The outpuf of this command is very small (there are a lot of duplicates), only 264kb and sort terminates instantly after pv is done.

The same speeds remain if you turn around the order of the commands, my flow is limited by cpu time here, not disk access and caches (I only have 8GB of RAM and my swap is not used)

I'm running this on a fedora 31 machine with gnu coreutils sort and uniq and gnu awk; locale is set to en_US.UTF-8

UPDATE, since this intrigued me quite a bit I did some more tests, let's ge the cut part out of the way, and make sure the file is nicely sorted

cat all_files | cut -d '/' -f 1,2,3,4 | sort -T . > test

This takes 8.4 minutes. test is now 7.9GB big

let's run these tools on the file instead of in a pipe, this will allow these tools to do some more optimization, like sort will multi thread. and also from a faster ssd.

You might not notice that sort is also taking a lot of memory, since it does clever tricks with temp files in /tmp which might be tmpfs and will be in your ram ( Try sorting a file bigger then /tmp, you will run into space issues, that's why I need the -T . flag in the above command)

$ time sort -u test > /dev/null
339.24user 3.54system 1:28.87elapsed 385%CPU (0avgtext+0avgdata 2365856maxresident)k
9555544inputs+0outputs (0major+591298minor)pagefaults 0swaps

$ time awk '!x[$0]++' test > /dev/null                                                                                                                             
51.15user 1.55system 0:52.94elapsed 99%CPU (0avgtext+0avgdata 10976maxresident)k
0inputs+0outputs (0major+1923minor)pagefaults 0swaps
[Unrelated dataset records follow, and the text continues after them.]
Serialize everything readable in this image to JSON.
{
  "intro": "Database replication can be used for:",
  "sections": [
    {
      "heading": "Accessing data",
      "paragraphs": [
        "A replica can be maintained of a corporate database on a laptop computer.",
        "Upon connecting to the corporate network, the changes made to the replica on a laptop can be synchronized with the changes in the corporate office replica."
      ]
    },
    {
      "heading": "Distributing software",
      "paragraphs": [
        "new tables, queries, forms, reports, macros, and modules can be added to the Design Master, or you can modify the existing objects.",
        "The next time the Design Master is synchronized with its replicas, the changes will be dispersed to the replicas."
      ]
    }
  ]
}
$ time uniq test > /dev/null                                                                                                                                  
421.89user 2.76system 7:06.63elapsed 99%CPU (0avgtext+0avgdata 1980maxresident)k
52712inputs+0outputs (0major+79minor)pagefaults 0swaps

So it seems your awk solution is the fastest of these 3, and actually uses the least memory

update2 and now with a simpler locale

$ export LC_ALL=c
$ time sort -u test > /dev/null                                                                                                                                             1.2m ? Tue Apr 21 17:09:22 2020
119.18user 3.64system 0:38.24elapsed 321%CPU (0avgtext+0avgdata 2013472maxresident)k

$ time awk '!x[$0]++' test > /dev/null                                                                                                                                1161ms ? Tue Apr 21 17:07:31 2020
67.23user 2.50system 1:10.16elapsed 99%CPU (0avgtext+0avgdata 10480maxresident)k
7187520inputs+0outputs (0major+1912minor)pagefaults 0swaps

$ time uniq test > /dev/null                                                                                                                                               
22.05user 2.02system 0:24.24elapsed 99%CPU (0avgtext+0avgdata 1488maxresident)k
2959648inputs+0outputs (1major+72minor)pagefaults 0swaps

This time uniq does win the race... as Stéphane Chazelas hints to in the comments, setting your locale to C makes sort and uniq a whole bunch faster!

2
  • What implementation of sort and uniq? What locale? Apr 20, 2020 at 14:36
  • If using mawk, the awk solution is still the fastest even beating the GNU tools with LC_ALL=c. Mar 25 at 15:56
0

I've found that sort seems to be the fastest uniq tool as shown here --> Fastest way to delete duplicates in large wordlist?

You must log in to answer this question.

Not the answer you're looking for? Browse other questions tagged .